On our way to Flagler Beach, we spent one night at Kathryn Hanna Abbey Park, in Jacksonville beach. It’s a city park. The park has 1.5 miles of beach and 20 miles of hiking and biking trails. The beach was beautiful and uncrowded for a Saturday during spring break season. The campsites were pretty small and challenging to enter or exit with a larger RV. The main reason we don’t plan to return is that the route to get into the park took us through a high-traffic area of downtown Jacksonville, which also seemd to be a bit unsafe. That particular detour was not worth being at that park, for us.
We were happy to return to Gamble Rogers State Park in Flagler beach again, the next day. This was our third year camping at the small, casual surf town. There are no high-rises and no big hotels, so the town has not lost it’s charm like other towns, such as Daytona Beach or Destin.
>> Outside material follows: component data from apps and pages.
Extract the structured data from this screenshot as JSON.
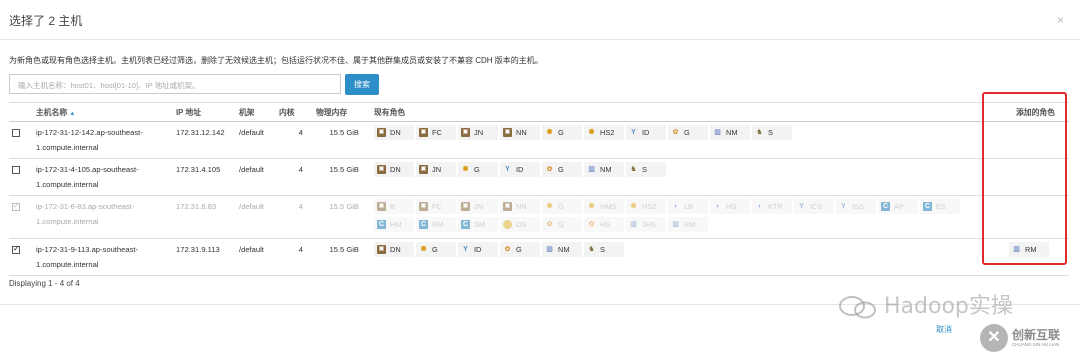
{
  "dialog": {
    "title": "选择了 2 主机",
    "close": "×",
    "description": "为新角色或现有角色选择主机。主机列表已经过筛选，删除了无效候选主机；包括运行状况不佳、属于其他群集成员或安装了不兼容 CDH 版本的主机。",
    "search_placeholder": "输入主机名称：host01、host[01-10]、IP 地址或机架。",
    "search_button": "搜索",
    "columns": {
      "hostname": "主机名称",
      "ip": "IP 地址",
      "rack": "机架",
      "cores": "内核",
      "memory": "物理内存",
      "existing_roles": "现有角色",
      "added_roles": "添加的角色"
    },
    "sort_indicator": "▲",
    "rows": [
      {
        "checked": false,
        "disabled": false,
        "host_line1": "ip-172-31-12-142.ap-southeast-",
        "host_line2": "1.compute.internal",
        "ip": "172.31.12.142",
        "rack": "/default",
        "cores": "4",
        "memory": "15.5 GiB",
        "roles": [
          [
            "db",
            "DN"
          ],
          [
            "db",
            "FC"
          ],
          [
            "db",
            "JN"
          ],
          [
            "db",
            "NN"
          ],
          [
            "g",
            "G"
          ],
          [
            "g",
            "HS2"
          ],
          [
            "zk",
            "ID"
          ],
          [
            "star",
            "G"
          ],
          [
            "nm",
            "NM"
          ],
          [
            "man",
            "S"
          ]
        ],
        "added": ""
      },
      {
        "checked": false,
        "disabled": false,
        "host_line1": "ip-172-31-4-105.ap-southeast-",
        "host_line2": "1.compute.internal",
        "ip": "172.31.4.105",
        "rack": "/default",
        "cores": "4",
        "memory": "15.5 GiB",
        "roles": [
          [
            "db",
            "DN"
          ],
          [
            "db",
            "JN"
          ],
          [
            "g",
            "G"
          ],
          [
            "zk",
            "ID"
          ],
          [
            "star",
            "G"
          ],
          [
            "nm",
            "NM"
          ],
          [
            "man",
            "S"
          ]
        ],
        "added": ""
      },
      {
        "checked": true,
        "disabled": true,
        "host_line1": "ip-172-31-6-83.ap-southeast-",
        "host_line2": "1.compute.internal",
        "ip": "172.31.6.83",
        "rack": "/default",
        "cores": "4",
        "memory": "15.5 GiB",
        "roles": [
          [
            "db",
            "B"
          ],
          [
            "db",
            "FC"
          ],
          [
            "db",
            "JN"
          ],
          [
            "db",
            "NN"
          ],
          [
            "g",
            "G"
          ],
          [
            "g",
            "HMS"
          ],
          [
            "g",
            "HS2"
          ],
          [
            "lb",
            "LB"
          ],
          [
            "lb",
            "HS"
          ],
          [
            "lb",
            "KTR"
          ],
          [
            "zk",
            "ICS"
          ],
          [
            "zk",
            "ISS"
          ],
          [
            "c",
            "AP"
          ],
          [
            "c",
            "ES"
          ],
          [
            "c",
            "HM"
          ],
          [
            "c",
            "RM"
          ],
          [
            "c",
            "SM"
          ],
          [
            "os",
            "OS"
          ],
          [
            "star",
            "G"
          ],
          [
            "star",
            "HS"
          ],
          [
            "nm",
            "JHS"
          ],
          [
            "nm",
            "RM"
          ]
        ],
        "added": ""
      },
      {
        "checked": true,
        "disabled": false,
        "host_line1": "ip-172-31-9-113.ap-southeast-",
        "host_line2": "1.compute.internal",
        "ip": "172.31.9.113",
        "rack": "/default",
        "cores": "4",
        "memory": "15.5 GiB",
        "roles": [
          [
            "db",
            "DN"
          ],
          [
            "g",
            "G"
          ],
          [
            "zk",
            "ID"
          ],
          [
            "star",
            "G"
          ],
          [
            "nm",
            "NM"
          ],
          [
            "man",
            "S"
          ]
        ],
        "added": "RM"
      }
    ],
    "footer": "Displaying 1 - 4 of 4",
    "cancel": "取消"
  },
  "watermarks": {
    "hadoop": "Hadoop实操",
    "brand_cn": "创新互联",
    "brand_en": "CHUANG XIN HU LIAN",
    "brand_mark": "✕"
  }
}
It’s a top destination for bikers, but our observation is that they are mostly mellow retirees enjoying freedom after a lifetime of work. We know of a great seafood market in the area, where we get local shrimp, tuna, wahoo and mahi. We also really appreciate food and drink prices at the local restaurants (ex: $3 for a beer at happy hour, compared with $12 in Destin)
There are many hiking trails in the area, but I was still recovering from a couple of injuries, so kept my walking to a minimum. We had mostly great weather, so Dave surfed often and we spent time on the beach. By chance, one of my closest friends, Felecia, has been vacationing in the area for many years with her family, and they happened to be renting a house nearby, with friends. We spent an afternoon visting them and had a great dinner. I also had breakfast with Felecia one day and lunch and shopping with the girls, another day. It was really fun.
The highlight of this campground is that the campsites are just steps from the beach. We can hear the ocean 24/7 and watch beautiful sunrises every day. We don’t mind the lack of pavement or grass, to be so close to the ocean. There is another campground across the road, on the river, which has very large crushed gravel sites, surrounded by grass, We have noticed that each campground has it’s own vibe. At Gamble Rogers, people are mostly quiet but really friendly. We have often seen people here that we previously met here or at other campgrounds. We will return next month, as we head north toward home.